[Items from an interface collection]
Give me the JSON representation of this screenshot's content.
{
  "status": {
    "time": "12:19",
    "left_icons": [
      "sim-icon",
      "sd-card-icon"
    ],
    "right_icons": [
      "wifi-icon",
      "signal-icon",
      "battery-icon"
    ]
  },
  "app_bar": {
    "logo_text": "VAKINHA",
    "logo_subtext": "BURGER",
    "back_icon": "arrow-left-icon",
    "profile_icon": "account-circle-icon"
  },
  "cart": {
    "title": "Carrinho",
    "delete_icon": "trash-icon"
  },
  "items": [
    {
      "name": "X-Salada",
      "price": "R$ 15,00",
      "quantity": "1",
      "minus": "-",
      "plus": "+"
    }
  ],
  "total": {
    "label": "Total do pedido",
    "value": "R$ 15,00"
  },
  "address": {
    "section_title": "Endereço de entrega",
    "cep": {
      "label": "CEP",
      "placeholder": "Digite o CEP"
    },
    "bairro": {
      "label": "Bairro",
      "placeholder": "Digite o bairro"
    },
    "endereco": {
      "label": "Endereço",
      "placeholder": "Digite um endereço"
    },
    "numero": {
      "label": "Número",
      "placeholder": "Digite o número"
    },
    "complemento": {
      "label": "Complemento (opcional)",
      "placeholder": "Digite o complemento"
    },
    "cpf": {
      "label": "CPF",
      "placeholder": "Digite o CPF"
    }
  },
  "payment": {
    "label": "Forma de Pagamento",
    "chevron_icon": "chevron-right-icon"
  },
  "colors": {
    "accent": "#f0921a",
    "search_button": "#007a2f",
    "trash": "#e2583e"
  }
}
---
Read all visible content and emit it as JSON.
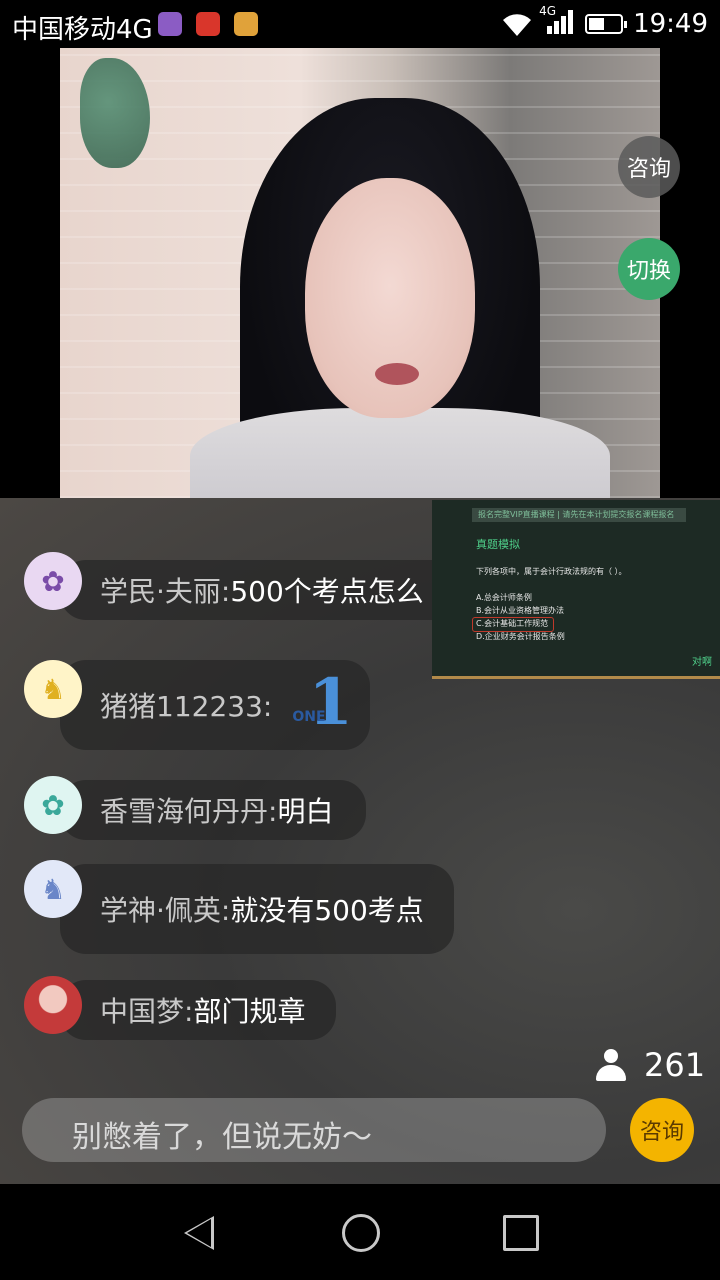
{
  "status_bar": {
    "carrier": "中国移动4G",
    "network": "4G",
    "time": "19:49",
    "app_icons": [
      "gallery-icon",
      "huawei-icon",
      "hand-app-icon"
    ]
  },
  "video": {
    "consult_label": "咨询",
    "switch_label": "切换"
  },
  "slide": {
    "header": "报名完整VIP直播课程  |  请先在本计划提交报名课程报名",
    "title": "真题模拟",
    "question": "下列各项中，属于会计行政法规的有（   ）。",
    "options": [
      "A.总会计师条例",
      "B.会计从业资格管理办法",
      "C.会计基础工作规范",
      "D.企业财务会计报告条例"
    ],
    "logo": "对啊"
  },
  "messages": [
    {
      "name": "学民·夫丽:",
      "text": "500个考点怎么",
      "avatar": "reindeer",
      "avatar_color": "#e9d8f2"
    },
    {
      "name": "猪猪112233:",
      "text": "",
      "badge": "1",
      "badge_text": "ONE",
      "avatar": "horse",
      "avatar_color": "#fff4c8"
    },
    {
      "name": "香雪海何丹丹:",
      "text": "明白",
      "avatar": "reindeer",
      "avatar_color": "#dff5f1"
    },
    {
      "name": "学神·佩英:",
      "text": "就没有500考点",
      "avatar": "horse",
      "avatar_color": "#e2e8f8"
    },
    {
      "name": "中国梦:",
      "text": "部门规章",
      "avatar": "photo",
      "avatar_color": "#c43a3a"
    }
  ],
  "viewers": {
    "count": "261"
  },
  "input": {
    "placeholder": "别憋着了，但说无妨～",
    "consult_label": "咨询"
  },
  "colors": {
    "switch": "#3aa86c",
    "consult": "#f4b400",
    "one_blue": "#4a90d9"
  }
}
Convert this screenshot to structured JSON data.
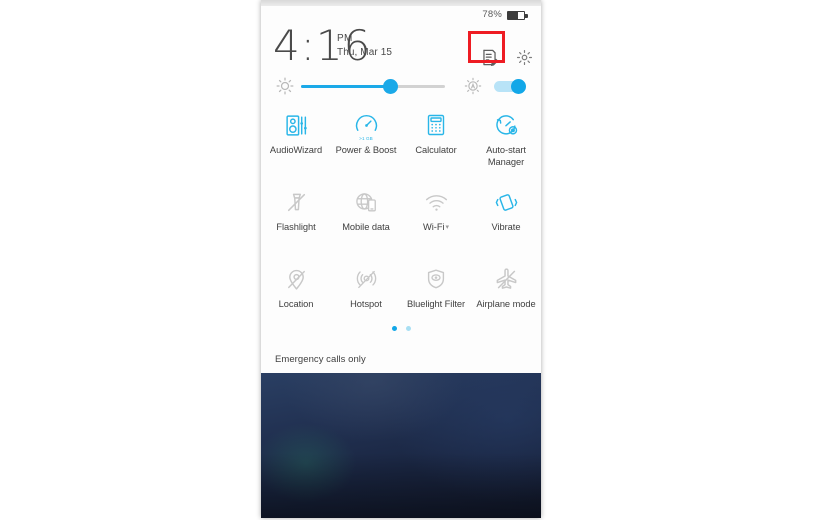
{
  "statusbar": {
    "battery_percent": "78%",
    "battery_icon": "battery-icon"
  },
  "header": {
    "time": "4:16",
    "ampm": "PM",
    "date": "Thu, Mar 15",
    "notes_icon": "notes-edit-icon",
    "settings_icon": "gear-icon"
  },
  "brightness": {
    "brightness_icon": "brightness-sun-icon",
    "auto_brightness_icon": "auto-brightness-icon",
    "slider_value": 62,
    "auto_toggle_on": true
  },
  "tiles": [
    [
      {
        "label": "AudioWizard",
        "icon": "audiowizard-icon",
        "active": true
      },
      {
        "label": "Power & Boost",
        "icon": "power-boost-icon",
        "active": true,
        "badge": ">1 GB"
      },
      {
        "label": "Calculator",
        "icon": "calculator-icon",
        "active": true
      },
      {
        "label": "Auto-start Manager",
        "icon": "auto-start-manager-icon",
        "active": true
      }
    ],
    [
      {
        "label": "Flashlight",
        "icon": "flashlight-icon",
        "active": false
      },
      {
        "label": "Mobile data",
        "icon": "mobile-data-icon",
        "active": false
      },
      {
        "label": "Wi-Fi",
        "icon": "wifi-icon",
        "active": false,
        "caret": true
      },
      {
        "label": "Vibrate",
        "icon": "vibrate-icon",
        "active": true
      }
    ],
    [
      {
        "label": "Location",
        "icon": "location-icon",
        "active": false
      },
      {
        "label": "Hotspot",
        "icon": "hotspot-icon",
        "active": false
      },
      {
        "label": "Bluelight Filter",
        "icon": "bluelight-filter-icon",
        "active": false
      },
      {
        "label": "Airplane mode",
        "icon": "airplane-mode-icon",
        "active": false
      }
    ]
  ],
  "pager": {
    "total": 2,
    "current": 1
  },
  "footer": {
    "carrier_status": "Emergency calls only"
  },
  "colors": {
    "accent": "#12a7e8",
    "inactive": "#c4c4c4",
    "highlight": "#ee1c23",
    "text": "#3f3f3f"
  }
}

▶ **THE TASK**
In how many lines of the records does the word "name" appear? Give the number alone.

▶ **TASK RESULT**
6